Dr Costas Constantinou, Assistant Professor and Lead for Medical Sociology and Community Placements at the Medical School, is the author of a new book titled ‘Applied Sociology of Health and Illness.’ This inspirational new text covers the basic principles of the sociology of health and illness in an eminently readable way. By creatively employing the fictitious character of Frank Bennet, a new medical student, who cannot understand why he has to attend so many sessions in sociology in order to become a doctor, the book examines the most commonly covered topics and brings together the basic principles and research findings through ten real-life stories, that Frank Bennet is immersed into. It investigates the relevance of sociology and considers a new direction – one that places sociology in healthcare settings, making the topic more realistic, useful and memorable.
It brings sociology to life and presents a highly practical approach to the complexity of social reality in healthcare, offering enlightening new ways for students, teachers and healthcare professionals to engage in the sociology of health and illness. An extract from the introduction of the book:
Doctors treat patients, correct? Patients are not dolls or objects though; they are human beings who carry within them the values of the society they grew up in. This means that their thoughts and behaviours have been influenced by the social values they have been socialised with.

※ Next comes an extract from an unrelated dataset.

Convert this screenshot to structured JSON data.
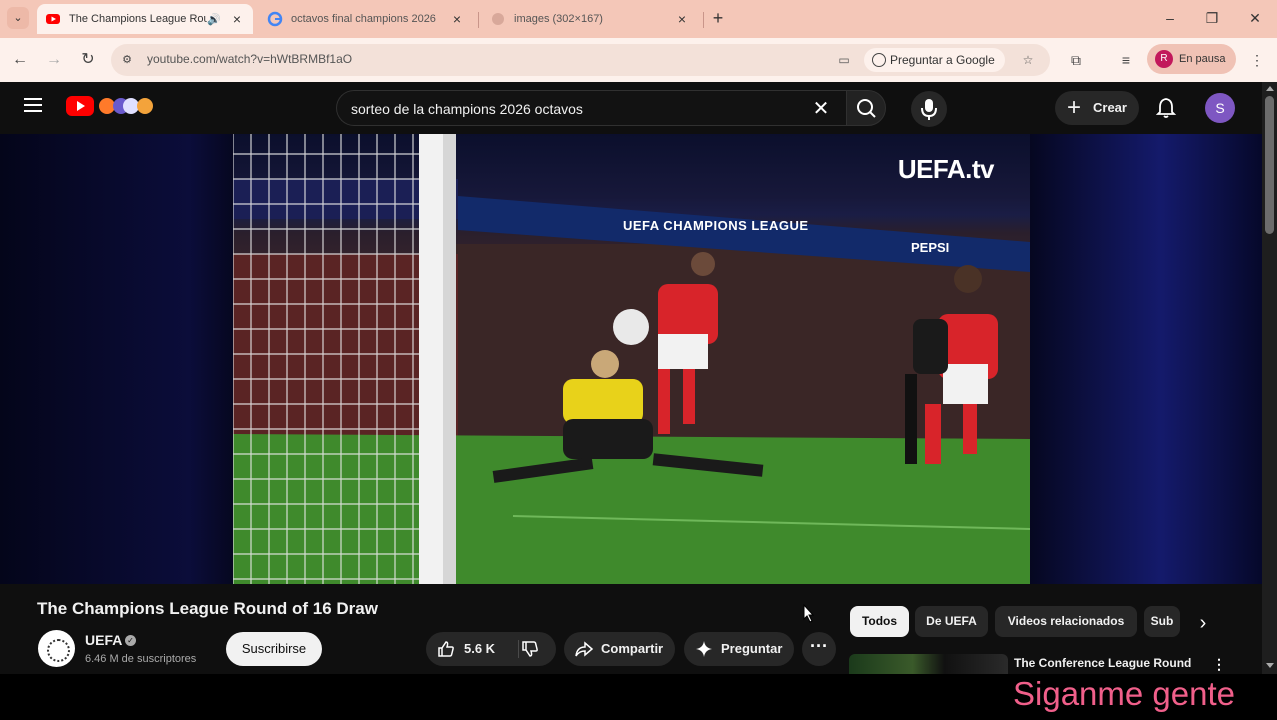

If you, as doctors, know more about the social values that have influenced your patients, you could certainly understand more about their attitudes towards health, their health behaviour and adherence to medication and treatment….